[Recorded data]
"""
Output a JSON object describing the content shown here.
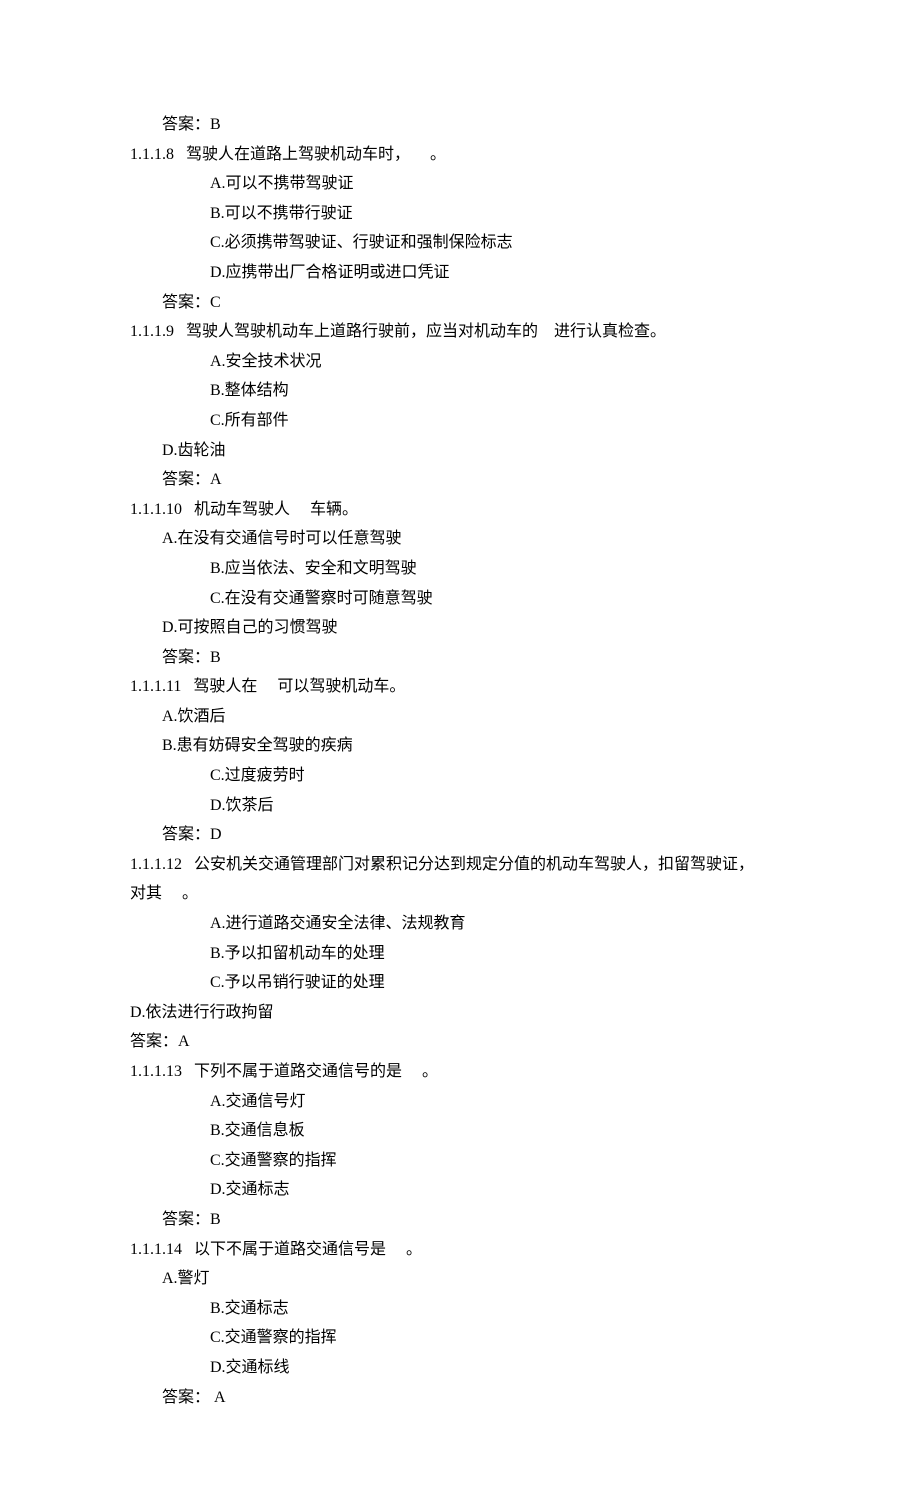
{
  "q7_answer": "答案：B",
  "q8": {
    "number": "1.1.1.8",
    "stem": "驾驶人在道路上驾驶机动车时，",
    "tail": "。",
    "a": "A.可以不携带驾驶证",
    "b": "B.可以不携带行驶证",
    "c": "C.必须携带驾驶证、行驶证和强制保险标志",
    "d": "D.应携带出厂合格证明或进口凭证",
    "answer": "答案：C"
  },
  "q9": {
    "number": "1.1.1.9",
    "stem": "驾驶人驾驶机动车上道路行驶前，应当对机动车的",
    "tail": "进行认真检查。",
    "a": "A.安全技术状况",
    "b": "B.整体结构",
    "c": "C.所有部件",
    "d": "D.齿轮油",
    "answer": "答案：A"
  },
  "q10": {
    "number": "1.1.1.10",
    "stem": "机动车驾驶人",
    "tail": "车辆。",
    "a": "A.在没有交通信号时可以任意驾驶",
    "b": "B.应当依法、安全和文明驾驶",
    "c": "C.在没有交通警察时可随意驾驶",
    "d": "D.可按照自己的习惯驾驶",
    "answer": "答案：B"
  },
  "q11": {
    "number": "1.1.1.11",
    "stem": "驾驶人在",
    "tail": "可以驾驶机动车。",
    "a": "A.饮酒后",
    "b": "B.患有妨碍安全驾驶的疾病",
    "c": "C.过度疲劳时",
    "d": "D.饮茶后",
    "answer": "答案：D"
  },
  "q12": {
    "number": "1.1.1.12",
    "stem": "公安机关交通管理部门对累积记分达到规定分值的机动车驾驶人，扣留驾驶证，",
    "line2_pre": "对其",
    "line2_post": "。",
    "a": "A.进行道路交通安全法律、法规教育",
    "b": "B.予以扣留机动车的处理",
    "c": "C.予以吊销行驶证的处理",
    "d": "D.依法进行行政拘留",
    "answer": "答案：A"
  },
  "q13": {
    "number": "1.1.1.13",
    "stem": "下列不属于道路交通信号的是",
    "tail": "。",
    "a": "A.交通信号灯",
    "b": "B.交通信息板",
    "c": "C.交通警察的指挥",
    "d": "D.交通标志",
    "answer": "答案：B"
  },
  "q14": {
    "number": "1.1.1.14",
    "stem": "以下不属于道路交通信号是",
    "tail": "。",
    "a": "A.警灯",
    "b": "B.交通标志",
    "c": "C.交通警察的指挥",
    "d": "D.交通标线",
    "answer": "答案： A"
  }
}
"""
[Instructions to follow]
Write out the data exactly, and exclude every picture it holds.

[Your response]
Output a JSON object describing the content shown here.
{
  "q7_answer": "答案：B",
  "q8": {
    "number": "1.1.1.8",
    "stem": "驾驶人在道路上驾驶机动车时，",
    "tail": "。",
    "a": "A.可以不携带驾驶证",
    "b": "B.可以不携带行驶证",
    "c": "C.必须携带驾驶证、行驶证和强制保险标志",
    "d": "D.应携带出厂合格证明或进口凭证",
    "answer": "答案：C"
  },
  "q9": {
    "number": "1.1.1.9",
    "stem": "驾驶人驾驶机动车上道路行驶前，应当对机动车的",
    "tail": "进行认真检查。",
    "a": "A.安全技术状况",
    "b": "B.整体结构",
    "c": "C.所有部件",
    "d": "D.齿轮油",
    "answer": "答案：A"
  },
  "q10": {
    "number": "1.1.1.10",
    "stem": "机动车驾驶人",
    "tail": "车辆。",
    "a": "A.在没有交通信号时可以任意驾驶",
    "b": "B.应当依法、安全和文明驾驶",
    "c": "C.在没有交通警察时可随意驾驶",
    "d": "D.可按照自己的习惯驾驶",
    "answer": "答案：B"
  },
  "q11": {
    "number": "1.1.1.11",
    "stem": "驾驶人在",
    "tail": "可以驾驶机动车。",
    "a": "A.饮酒后",
    "b": "B.患有妨碍安全驾驶的疾病",
    "c": "C.过度疲劳时",
    "d": "D.饮茶后",
    "answer": "答案：D"
  },
  "q12": {
    "number": "1.1.1.12",
    "stem": "公安机关交通管理部门对累积记分达到规定分值的机动车驾驶人，扣留驾驶证，",
    "line2_pre": "对其",
    "line2_post": "。",
    "a": "A.进行道路交通安全法律、法规教育",
    "b": "B.予以扣留机动车的处理",
    "c": "C.予以吊销行驶证的处理",
    "d": "D.依法进行行政拘留",
    "answer": "答案：A"
  },
  "q13": {
    "number": "1.1.1.13",
    "stem": "下列不属于道路交通信号的是",
    "tail": "。",
    "a": "A.交通信号灯",
    "b": "B.交通信息板",
    "c": "C.交通警察的指挥",
    "d": "D.交通标志",
    "answer": "答案：B"
  },
  "q14": {
    "number": "1.1.1.14",
    "stem": "以下不属于道路交通信号是",
    "tail": "。",
    "a": "A.警灯",
    "b": "B.交通标志",
    "c": "C.交通警察的指挥",
    "d": "D.交通标线",
    "answer": "答案： A"
  }
}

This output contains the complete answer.